§ Task input
◆ ◆ ◆ ◆ ◆
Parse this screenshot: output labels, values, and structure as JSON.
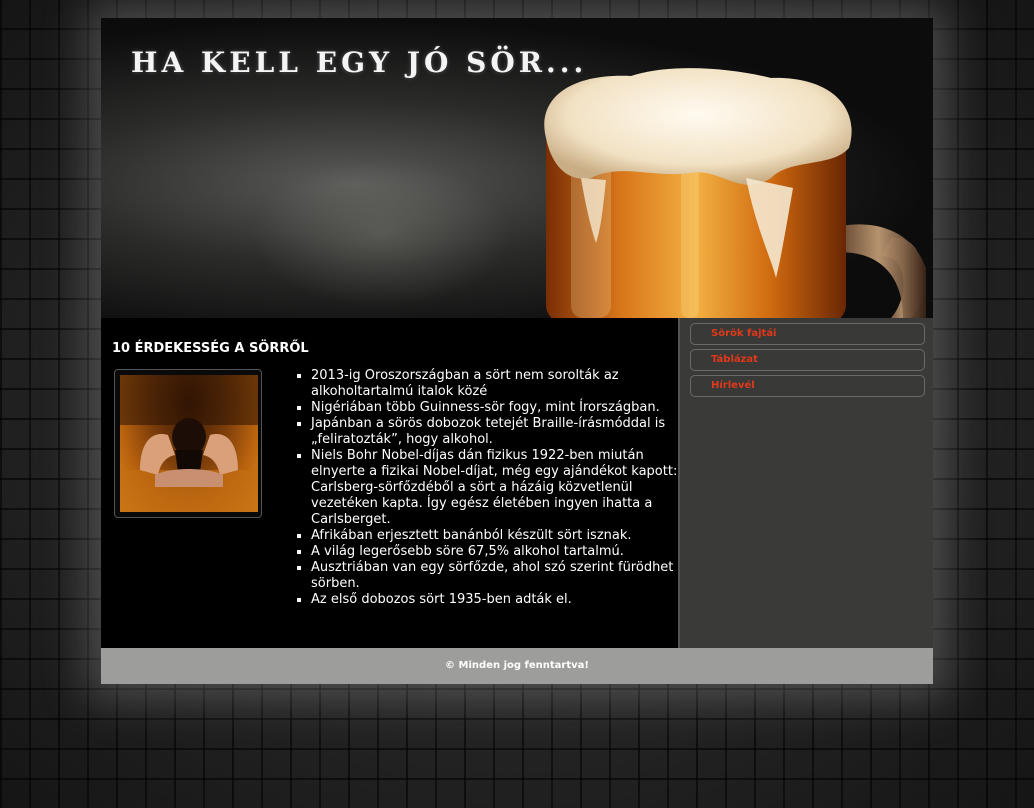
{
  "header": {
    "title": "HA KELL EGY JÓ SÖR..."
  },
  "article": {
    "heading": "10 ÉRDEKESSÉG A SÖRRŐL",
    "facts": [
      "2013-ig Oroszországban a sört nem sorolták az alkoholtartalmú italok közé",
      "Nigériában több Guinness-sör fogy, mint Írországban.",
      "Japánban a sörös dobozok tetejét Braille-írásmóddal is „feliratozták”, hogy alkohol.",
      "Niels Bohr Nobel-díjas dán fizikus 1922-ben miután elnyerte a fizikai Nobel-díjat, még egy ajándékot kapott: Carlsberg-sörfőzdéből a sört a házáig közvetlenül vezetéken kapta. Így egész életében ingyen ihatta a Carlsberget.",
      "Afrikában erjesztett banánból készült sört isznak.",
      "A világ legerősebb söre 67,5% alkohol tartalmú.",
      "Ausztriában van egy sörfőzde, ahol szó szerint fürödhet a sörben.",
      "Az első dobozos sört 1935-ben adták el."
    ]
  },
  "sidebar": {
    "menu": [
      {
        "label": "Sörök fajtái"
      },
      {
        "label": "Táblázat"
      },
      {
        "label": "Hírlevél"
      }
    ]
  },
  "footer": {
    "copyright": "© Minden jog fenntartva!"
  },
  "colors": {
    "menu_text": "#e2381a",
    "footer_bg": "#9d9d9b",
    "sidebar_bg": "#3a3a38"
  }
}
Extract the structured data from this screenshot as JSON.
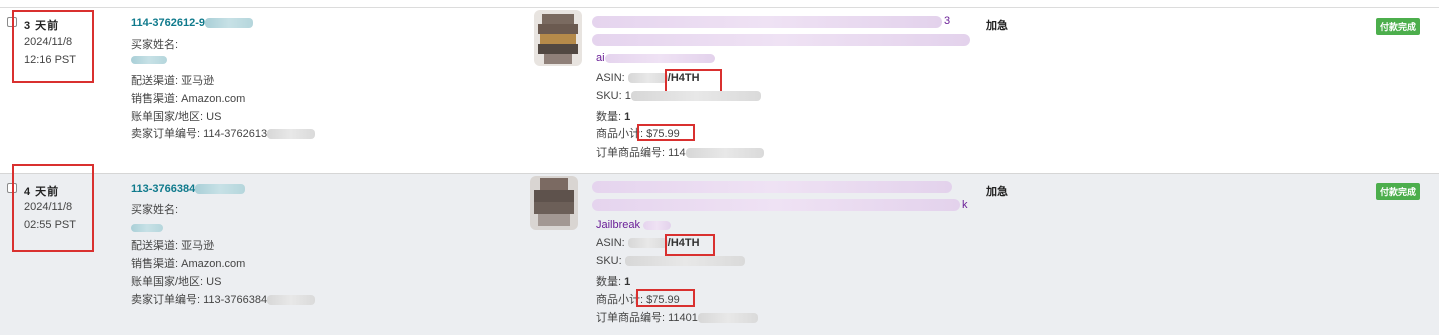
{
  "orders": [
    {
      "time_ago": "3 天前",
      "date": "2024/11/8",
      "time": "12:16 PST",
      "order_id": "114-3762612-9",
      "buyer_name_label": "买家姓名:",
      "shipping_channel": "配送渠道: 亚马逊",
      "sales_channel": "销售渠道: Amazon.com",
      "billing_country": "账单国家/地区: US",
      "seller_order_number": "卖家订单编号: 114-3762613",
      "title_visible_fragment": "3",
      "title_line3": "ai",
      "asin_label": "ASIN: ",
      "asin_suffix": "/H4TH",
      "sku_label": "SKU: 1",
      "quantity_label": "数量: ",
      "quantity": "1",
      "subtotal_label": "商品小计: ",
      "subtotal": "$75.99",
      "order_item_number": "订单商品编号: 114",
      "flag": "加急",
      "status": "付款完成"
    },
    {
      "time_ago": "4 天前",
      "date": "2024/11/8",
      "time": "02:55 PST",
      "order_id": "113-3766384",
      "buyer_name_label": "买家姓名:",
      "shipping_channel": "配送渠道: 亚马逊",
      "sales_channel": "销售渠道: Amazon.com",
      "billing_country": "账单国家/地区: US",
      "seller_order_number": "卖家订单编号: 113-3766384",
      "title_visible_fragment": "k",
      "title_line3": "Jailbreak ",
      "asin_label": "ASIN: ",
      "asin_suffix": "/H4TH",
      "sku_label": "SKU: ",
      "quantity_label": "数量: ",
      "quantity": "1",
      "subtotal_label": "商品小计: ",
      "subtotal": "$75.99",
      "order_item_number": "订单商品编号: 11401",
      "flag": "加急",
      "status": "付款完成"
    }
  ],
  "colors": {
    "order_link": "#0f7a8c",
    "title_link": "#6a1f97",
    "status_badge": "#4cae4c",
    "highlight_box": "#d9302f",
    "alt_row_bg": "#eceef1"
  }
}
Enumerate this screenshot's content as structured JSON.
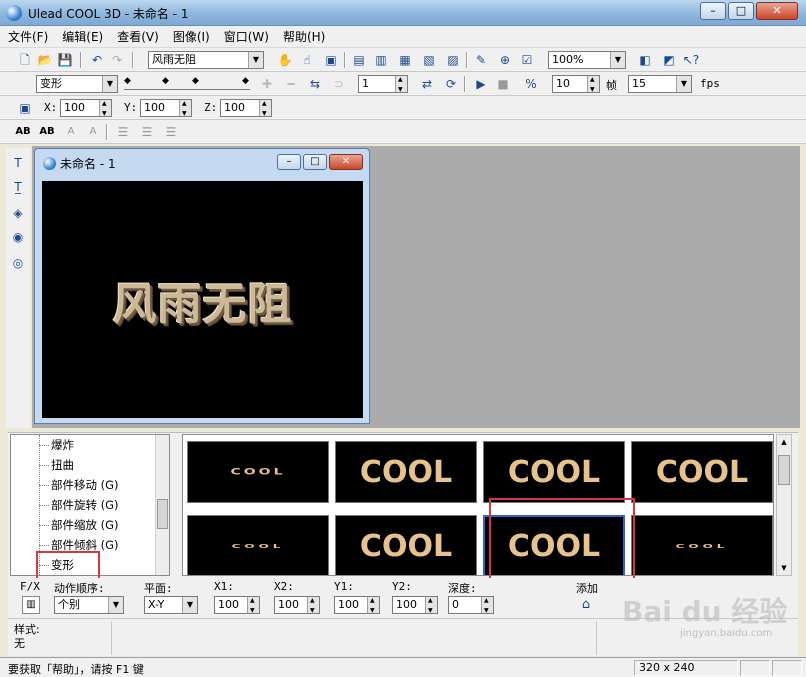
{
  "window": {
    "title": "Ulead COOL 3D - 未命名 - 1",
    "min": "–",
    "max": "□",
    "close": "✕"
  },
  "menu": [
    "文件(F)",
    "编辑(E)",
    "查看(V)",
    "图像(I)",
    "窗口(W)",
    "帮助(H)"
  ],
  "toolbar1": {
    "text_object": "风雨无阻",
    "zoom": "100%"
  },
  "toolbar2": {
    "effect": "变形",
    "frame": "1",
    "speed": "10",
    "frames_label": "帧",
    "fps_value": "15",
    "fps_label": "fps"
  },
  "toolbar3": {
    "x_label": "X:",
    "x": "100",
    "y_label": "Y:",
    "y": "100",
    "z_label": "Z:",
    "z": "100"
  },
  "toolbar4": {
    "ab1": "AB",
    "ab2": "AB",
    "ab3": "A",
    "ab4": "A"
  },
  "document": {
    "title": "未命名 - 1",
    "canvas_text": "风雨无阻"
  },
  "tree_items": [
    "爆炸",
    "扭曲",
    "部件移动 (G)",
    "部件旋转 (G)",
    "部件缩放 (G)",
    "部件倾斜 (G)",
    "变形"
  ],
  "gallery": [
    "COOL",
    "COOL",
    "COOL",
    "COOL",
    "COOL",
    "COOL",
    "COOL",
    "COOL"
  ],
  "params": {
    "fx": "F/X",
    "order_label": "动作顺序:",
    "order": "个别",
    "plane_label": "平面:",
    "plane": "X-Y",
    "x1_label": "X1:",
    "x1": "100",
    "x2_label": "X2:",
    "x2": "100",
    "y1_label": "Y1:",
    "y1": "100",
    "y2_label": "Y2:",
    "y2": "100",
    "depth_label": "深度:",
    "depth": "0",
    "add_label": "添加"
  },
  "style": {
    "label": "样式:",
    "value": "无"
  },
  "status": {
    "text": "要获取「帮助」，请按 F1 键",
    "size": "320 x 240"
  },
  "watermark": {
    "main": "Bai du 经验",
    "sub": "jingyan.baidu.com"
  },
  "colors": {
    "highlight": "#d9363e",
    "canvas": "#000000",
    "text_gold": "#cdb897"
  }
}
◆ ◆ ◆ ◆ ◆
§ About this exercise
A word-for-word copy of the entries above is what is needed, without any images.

§ Answer to this task
Parse this screenshot: output labels, values, and structure as JSON.
{
  "header": {
    "title": "HA KELL EGY JÓ SÖR..."
  },
  "article": {
    "heading": "10 ÉRDEKESSÉG A SÖRRŐL",
    "facts": [
      "2013-ig Oroszországban a sört nem sorolták az alkoholtartalmú italok közé",
      "Nigériában több Guinness-sör fogy, mint Írországban.",
      "Japánban a sörös dobozok tetejét Braille-írásmóddal is „feliratozták”, hogy alkohol.",
      "Niels Bohr Nobel-díjas dán fizikus 1922-ben miután elnyerte a fizikai Nobel-díjat, még egy ajándékot kapott: Carlsberg-sörfőzdéből a sört a házáig közvetlenül vezetéken kapta. Így egész életében ingyen ihatta a Carlsberget.",
      "Afrikában erjesztett banánból készült sört isznak.",
      "A világ legerősebb söre 67,5% alkohol tartalmú.",
      "Ausztriában van egy sörfőzde, ahol szó szerint fürödhet a sörben.",
      "Az első dobozos sört 1935-ben adták el."
    ]
  },
  "sidebar": {
    "menu": [
      {
        "label": "Sörök fajtái"
      },
      {
        "label": "Táblázat"
      },
      {
        "label": "Hírlevél"
      }
    ]
  },
  "footer": {
    "copyright": "© Minden jog fenntartva!"
  },
  "colors": {
    "menu_text": "#e2381a",
    "footer_bg": "#9d9d9b",
    "sidebar_bg": "#3a3a38"
  }
}
Extract the structured data from this screenshot as JSON.
{
  "orders": [
    {
      "time_ago": "3 天前",
      "date": "2024/11/8",
      "time": "12:16 PST",
      "order_id": "114-3762612-9",
      "buyer_name_label": "买家姓名:",
      "shipping_channel": "配送渠道: 亚马逊",
      "sales_channel": "销售渠道: Amazon.com",
      "billing_country": "账单国家/地区: US",
      "seller_order_number": "卖家订单编号: 114-3762613",
      "title_visible_fragment": "3",
      "title_line3": "ai",
      "asin_label": "ASIN: ",
      "asin_suffix": "/H4TH",
      "sku_label": "SKU: 1",
      "quantity_label": "数量: ",
      "quantity": "1",
      "subtotal_label": "商品小计: ",
      "subtotal": "$75.99",
      "order_item_number": "订单商品编号: 114",
      "flag": "加急",
      "status": "付款完成"
    },
    {
      "time_ago": "4 天前",
      "date": "2024/11/8",
      "time": "02:55 PST",
      "order_id": "113-3766384",
      "buyer_name_label": "买家姓名:",
      "shipping_channel": "配送渠道: 亚马逊",
      "sales_channel": "销售渠道: Amazon.com",
      "billing_country": "账单国家/地区: US",
      "seller_order_number": "卖家订单编号: 113-3766384",
      "title_visible_fragment": "k",
      "title_line3": "Jailbreak ",
      "asin_label": "ASIN: ",
      "asin_suffix": "/H4TH",
      "sku_label": "SKU: ",
      "quantity_label": "数量: ",
      "quantity": "1",
      "subtotal_label": "商品小计: ",
      "subtotal": "$75.99",
      "order_item_number": "订单商品编号: 11401",
      "flag": "加急",
      "status": "付款完成"
    }
  ],
  "colors": {
    "order_link": "#0f7a8c",
    "title_link": "#6a1f97",
    "status_badge": "#4cae4c",
    "highlight_box": "#d9302f",
    "alt_row_bg": "#eceef1"
  }
}
Enumerate this screenshot's content as structured JSON.
{
  "window": {
    "title": "Ulead COOL 3D - 未命名 - 1",
    "min": "–",
    "max": "□",
    "close": "✕"
  },
  "menu": [
    "文件(F)",
    "编辑(E)",
    "查看(V)",
    "图像(I)",
    "窗口(W)",
    "帮助(H)"
  ],
  "toolbar1": {
    "text_object": "风雨无阻",
    "zoom": "100%"
  },
  "toolbar2": {
    "effect": "变形",
    "frame": "1",
    "speed": "10",
    "frames_label": "帧",
    "fps_value": "15",
    "fps_label": "fps"
  },
  "toolbar3": {
    "x_label": "X:",
    "x": "100",
    "y_label": "Y:",
    "y": "100",
    "z_label": "Z:",
    "z": "100"
  },
  "toolbar4": {
    "ab1": "AB",
    "ab2": "AB",
    "ab3": "A",
    "ab4": "A"
  },
  "document": {
    "title": "未命名 - 1",
    "canvas_text": "风雨无阻"
  },
  "tree_items": [
    "爆炸",
    "扭曲",
    "部件移动 (G)",
    "部件旋转 (G)",
    "部件缩放 (G)",
    "部件倾斜 (G)",
    "变形"
  ],
  "gallery": [
    "COOL",
    "COOL",
    "COOL",
    "COOL",
    "COOL",
    "COOL",
    "COOL",
    "COOL"
  ],
  "params": {
    "fx": "F/X",
    "order_label": "动作顺序:",
    "order": "个别",
    "plane_label": "平面:",
    "plane": "X-Y",
    "x1_label": "X1:",
    "x1": "100",
    "x2_label": "X2:",
    "x2": "100",
    "y1_label": "Y1:",
    "y1": "100",
    "y2_label": "Y2:",
    "y2": "100",
    "depth_label": "深度:",
    "depth": "0",
    "add_label": "添加"
  },
  "style": {
    "label": "样式:",
    "value": "无"
  },
  "status": {
    "text": "要获取「帮助」，请按 F1 键",
    "size": "320 x 240"
  },
  "watermark": {
    "main": "Bai du 经验",
    "sub": "jingyan.baidu.com"
  },
  "colors": {
    "highlight": "#d9363e",
    "canvas": "#000000",
    "text_gold": "#cdb897"
  }
}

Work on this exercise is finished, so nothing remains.